We were talking last night about how we've been able to hold on to like, we've been able to transform our romantic love into something that's even like bigger and more expansive without. trying to like, kill off those feelings, you know? We were able to just be like, okay, now we're gonna move into this big friendship that has a lot in it, but it's just so special.
Hugging them, I, I'm like, oh, well I'm just hugging this person who I've loved in so many different ways, and I can feel all of that in the hug and it feels very queer and very loving. .
Keely: What a great way to wrap up well before. I just want people to be able to know how to get ahold of you and learn more about

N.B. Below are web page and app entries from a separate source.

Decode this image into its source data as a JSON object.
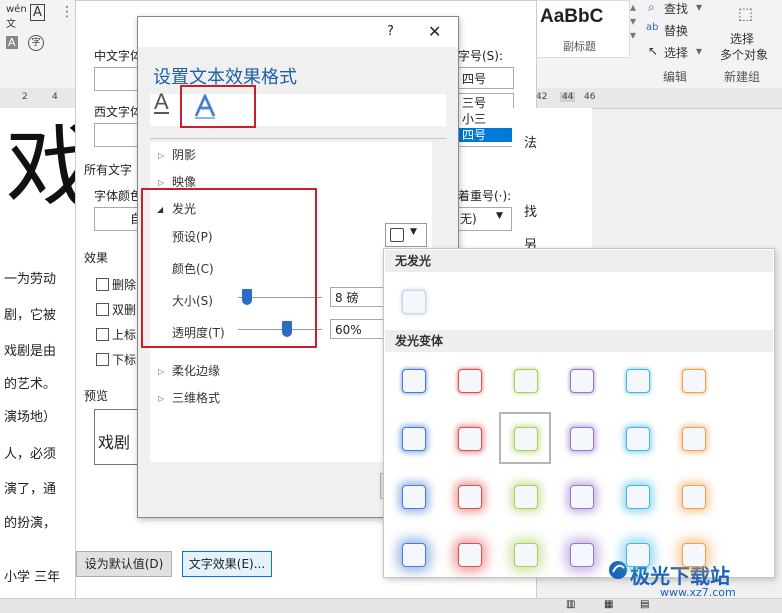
{
  "ribbon": {
    "style_preview": "AaBbC",
    "style_name": "副标题",
    "find_label": "查找",
    "replace_label": "替换",
    "select_label": "选择",
    "edit_group_label": "编辑",
    "select_objects_label_1": "选择",
    "select_objects_label_2": "多个对象",
    "new_group_label": "新建组"
  },
  "ruler": {
    "ticks": [
      "2",
      "4",
      "42",
      "44",
      "46"
    ]
  },
  "document": {
    "big_char": "戏",
    "left_lines": [
      "一为劳动",
      "剧，它被",
      "戏剧是由",
      "的艺术。",
      "演场地）",
      "人，必须",
      "演了，通",
      "的扮演，",
      "小学 三年"
    ],
    "right_lines": [
      "法",
      "找",
      "另"
    ]
  },
  "font_dialog": {
    "chinese_font_label": "中文字体",
    "western_font_label": "西文字体",
    "all_text_label": "所有文字",
    "font_color_label": "字体颜色",
    "font_color_value": "自",
    "effects_label": "效果",
    "effects": [
      "删除",
      "双删",
      "上标",
      "下标"
    ],
    "preview_label": "预览",
    "preview_text": "戏剧",
    "size_label": "字号(S):",
    "size_value": "四号",
    "size_list": [
      "三号",
      "小三",
      "四号"
    ],
    "emphasis_label": "着重号(·):",
    "emphasis_value": "无)",
    "set_default_button": "设为默认值(D)",
    "text_effects_button": "文字效果(E)..."
  },
  "effects_dialog": {
    "help": "?",
    "close": "✕",
    "heading": "设置文本效果格式",
    "tabs": [
      "text-fill-outline",
      "text-effects"
    ],
    "sections": {
      "shadow": "阴影",
      "reflection": "映像",
      "glow": "发光",
      "soft_edges": "柔化边缘",
      "format_3d": "三维格式"
    },
    "glow_props": {
      "preset": "预设(P)",
      "color": "颜色(C)",
      "size": "大小(S)",
      "transparency": "透明度(T)",
      "size_value": "8 磅",
      "transparency_value": "60%",
      "size_fraction": 0.05,
      "transparency_fraction": 0.6
    }
  },
  "glow_gallery": {
    "no_glow_label": "无发光",
    "variants_label": "发光变体",
    "colors": [
      "#4a7bd4",
      "#e05050",
      "#a8cf5a",
      "#9a78c9",
      "#46b8e0",
      "#f0a050"
    ],
    "rows": 4,
    "selected_row": 1,
    "selected_col": 2
  },
  "watermark": {
    "brand": "极光下载站",
    "url": "www.xz7.com"
  }
}
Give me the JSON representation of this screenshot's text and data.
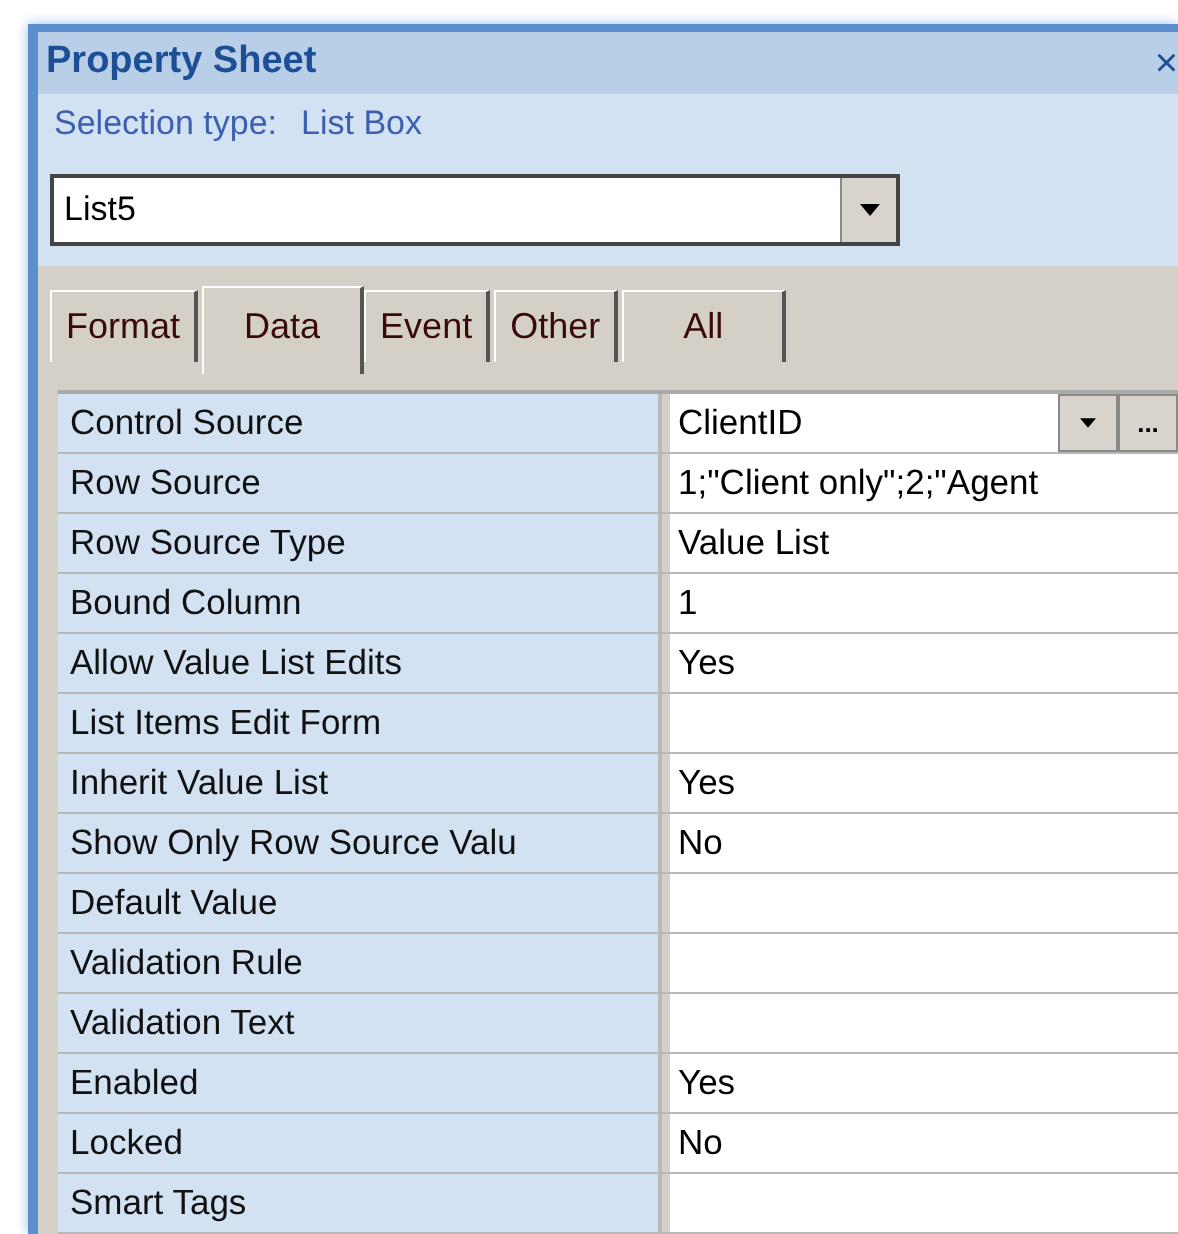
{
  "panel": {
    "title": "Property Sheet",
    "close": "×",
    "selection_label": "Selection type:",
    "selection_value": "List Box"
  },
  "object_combo": {
    "value": "List5"
  },
  "tabs": [
    {
      "label": "Format",
      "selected": false
    },
    {
      "label": "Data",
      "selected": true
    },
    {
      "label": "Event",
      "selected": false
    },
    {
      "label": "Other",
      "selected": false
    },
    {
      "label": "All",
      "selected": false
    }
  ],
  "properties": [
    {
      "name": "Control Source",
      "value": "ClientID",
      "kind": "combo",
      "builder": "..."
    },
    {
      "name": "Row Source",
      "value": "1;\"Client only\";2;\"Agent",
      "kind": "text"
    },
    {
      "name": "Row Source Type",
      "value": "Value List",
      "kind": "text"
    },
    {
      "name": "Bound Column",
      "value": "1",
      "kind": "text"
    },
    {
      "name": "Allow Value List Edits",
      "value": "Yes",
      "kind": "text"
    },
    {
      "name": "List Items Edit Form",
      "kind": "text"
    },
    {
      "name": "Inherit Value List",
      "value": "Yes",
      "kind": "text"
    },
    {
      "name": "Show Only Row Source Valu",
      "value": "No",
      "kind": "text"
    },
    {
      "name": "Default Value",
      "kind": "text"
    },
    {
      "name": "Validation Rule",
      "kind": "text"
    },
    {
      "name": "Validation Text",
      "kind": "text"
    },
    {
      "name": "Enabled",
      "value": "Yes",
      "kind": "text"
    },
    {
      "name": "Locked",
      "value": "No",
      "kind": "text"
    },
    {
      "name": "Smart Tags",
      "kind": "text"
    }
  ]
}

Yeah, so my Instagram is at intra.com, . My website is intra.com, or I also have a Teachable web website that's intra education. dot teachable.com. So those are ways that you can find me. But also I feel like if people are like those websites confusing, like I'm very available on Instagram, very available to dms and Oh yeah.
And also my email is Tuck Malloy firstname.lastname@example.org. I like, I feel like everything is a different name. I need to streamline that a bit. .
Keely: It's all good.
Tuck: all good. I'm around. Yeah. Thank you both so much. This was such a lovely, nourishing conversation for my afternoon. Oh, you're so welcome. Thank you for being here.
Melisa: I'm so glad to have your voice as part of our, our journey to share more queer joy with
Tuck: the community. Yeah. It's a really important project. Thank you Tuck. Yeah, thank you both. All right.
Doug: Bye, everybody.
Just everything. Everything. It's just the.
You wanna stay? I'll make it worth time. Just take hold of my head and watch.
Do You Alive? I know you feel. Be better with me. Better with me. Be better with me. Better with me. So stay here with me. Stay here with me. Be better with me.